Gomarha spun trying to follow the knife’s flight. He shot out his arm again, and the knife slashed across the top of his hand, opening another wound. He spun towards Bjorn. “I’ll just strangle you, stupid kid.”
Bjorn, spinning the knife in the air, brought the point it into Gomarha’s butt. It took every bit of focus Bjorn could muster, but he pulled the knife out of Gomarha’s butt, spun it in the air, and then drove it into Gomarha’s thigh. Gomarha grabbed the handle of the blade, wrenching it from his leg. Holding it up in the air, Gomarha stepped towards Bjorn, his eyes burning with hatred and anger.

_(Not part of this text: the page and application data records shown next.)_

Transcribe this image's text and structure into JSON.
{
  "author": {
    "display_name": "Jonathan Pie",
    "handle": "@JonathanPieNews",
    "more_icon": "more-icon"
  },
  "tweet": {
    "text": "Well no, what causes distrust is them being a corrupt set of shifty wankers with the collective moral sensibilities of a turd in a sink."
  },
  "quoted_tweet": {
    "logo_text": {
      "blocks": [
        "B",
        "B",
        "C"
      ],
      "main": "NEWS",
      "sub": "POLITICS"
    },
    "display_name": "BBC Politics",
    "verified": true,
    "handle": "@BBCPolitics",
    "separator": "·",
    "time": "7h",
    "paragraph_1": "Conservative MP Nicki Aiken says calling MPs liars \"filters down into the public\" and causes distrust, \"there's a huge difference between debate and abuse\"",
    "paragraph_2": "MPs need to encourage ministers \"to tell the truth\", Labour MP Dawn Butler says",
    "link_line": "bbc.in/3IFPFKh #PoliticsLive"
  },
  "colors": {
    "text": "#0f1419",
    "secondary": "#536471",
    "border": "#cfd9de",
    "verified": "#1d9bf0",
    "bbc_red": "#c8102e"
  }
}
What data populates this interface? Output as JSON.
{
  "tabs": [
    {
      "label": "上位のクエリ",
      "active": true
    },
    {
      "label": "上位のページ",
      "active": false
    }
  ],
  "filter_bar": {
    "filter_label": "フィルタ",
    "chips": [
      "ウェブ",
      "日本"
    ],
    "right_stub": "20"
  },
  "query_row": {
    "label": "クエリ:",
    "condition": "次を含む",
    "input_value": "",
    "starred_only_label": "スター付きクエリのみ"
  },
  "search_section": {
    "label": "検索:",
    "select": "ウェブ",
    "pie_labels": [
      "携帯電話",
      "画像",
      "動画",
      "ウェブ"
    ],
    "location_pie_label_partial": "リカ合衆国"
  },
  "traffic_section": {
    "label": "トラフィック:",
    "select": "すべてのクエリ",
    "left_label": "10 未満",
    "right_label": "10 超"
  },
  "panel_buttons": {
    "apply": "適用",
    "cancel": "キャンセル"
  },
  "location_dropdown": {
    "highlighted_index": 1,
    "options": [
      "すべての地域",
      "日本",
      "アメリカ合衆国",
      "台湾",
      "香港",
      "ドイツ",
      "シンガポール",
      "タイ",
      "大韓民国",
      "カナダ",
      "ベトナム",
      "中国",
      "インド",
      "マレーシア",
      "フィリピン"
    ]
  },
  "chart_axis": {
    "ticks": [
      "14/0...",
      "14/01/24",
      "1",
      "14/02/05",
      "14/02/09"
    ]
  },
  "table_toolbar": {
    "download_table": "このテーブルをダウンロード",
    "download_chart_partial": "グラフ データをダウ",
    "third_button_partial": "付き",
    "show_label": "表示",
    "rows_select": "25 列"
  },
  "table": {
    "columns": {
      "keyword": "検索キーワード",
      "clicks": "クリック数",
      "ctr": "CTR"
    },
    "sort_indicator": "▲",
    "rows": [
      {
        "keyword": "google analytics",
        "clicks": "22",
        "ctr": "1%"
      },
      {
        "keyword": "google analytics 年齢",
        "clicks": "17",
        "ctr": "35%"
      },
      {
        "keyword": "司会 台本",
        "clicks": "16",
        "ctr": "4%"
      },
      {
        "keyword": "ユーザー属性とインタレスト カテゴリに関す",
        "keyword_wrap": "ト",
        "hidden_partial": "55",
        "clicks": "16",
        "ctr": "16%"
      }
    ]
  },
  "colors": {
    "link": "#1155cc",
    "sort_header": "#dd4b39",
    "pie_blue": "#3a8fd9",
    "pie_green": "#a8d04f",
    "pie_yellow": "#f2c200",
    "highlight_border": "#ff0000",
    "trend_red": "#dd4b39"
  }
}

Bjorn visualized the knife stabbing into the man’s shoulder, and Gomarha shrieked in pain as his own arm flailed, making him stab himself.
The door that Commander Fahey and Dr. Tarea had left through burst open, and Tim and Dylan ran into the room, followed by Joanna, Mr. Freeman, and Hector. Gomarha turned and ran through the other door, hoping he could catch up to Dr. Nadina.
“I’ve got this,” Hector announced, as he bolted after the escaping Gomarha.
The rest of the group ran to Bjorn, freeing him from the chair. Tears flowed freely down everyone’s faces as they reunited with the little boy. The nightmare was over. The little boy was reunited with his family. He was happy to see that Mr. Freeman was there too.
“Mom,” Bjorn said, as the group began to regain its composure.
“Yes, my precious angel.”
“There was never a poltergeist, and I was the one who made that vase hit that man,” the little boy confessed, with another tear streaking down his face.
Joanna, reaching out, wiped the tear away. “I know, son. We have a lot to talk about.”
A smile crept across the boy’s face, and he turned to his brother. “See – brainwaves, baby. I gotz dem brainwaves.”
Gomarha, having misjudged the stairs at the back of the building, stumbled and fell. The wounds inflicted by the knife, wielded by the boy Transprophetic, made him weaker than he had anticipated. He pulled himself upright, trying to stand, but realized that he had injured his knee in the tumble down the stairs.
Hector, slowing, walked down the stairs when he saw that the man was unable to stand without the support of the wall.
“Commander, you’re alive!” Gomarha exclaimed as Hector descended the staircase. “We found one. Upstairs. There’s a Transprophetic. We’ll all be rich heroes!”
“Gomarha,” replied Hector, “ten years is a long time. What have you been up to?”
“It doesn’t matter. I found the next crew that came here to Earth. One of them is already on his way to Fat Bottom Lake. Their return vessel is hidden in the same place as ours was, and the crew before that. Crazy. Their return vessel leaves in two days. We could be home within a year.”
“Can you walk?” asked Hector
“No, I think I broke my leg or maybe my knee,” replied Gomarha.
“Too bad. I guess only one of us will be a hero when we return to Koranth,” Hector declared, as he drove his dive knife low into Gomarha’s gut, pulling it upward until he hit the bottom of the man’s ribcage. He stepped back as Gomarha slumped to the ground.
“Why, Commander – why?” Gomarha pleaded.
Hector looked down at the man, as blood began to pool around his body from his already blood-drenched shirt. A crooked smile spread across Hector’s face, and he turned and headed back up the stairs.
• • •
|Chapter 36||Chapter 38|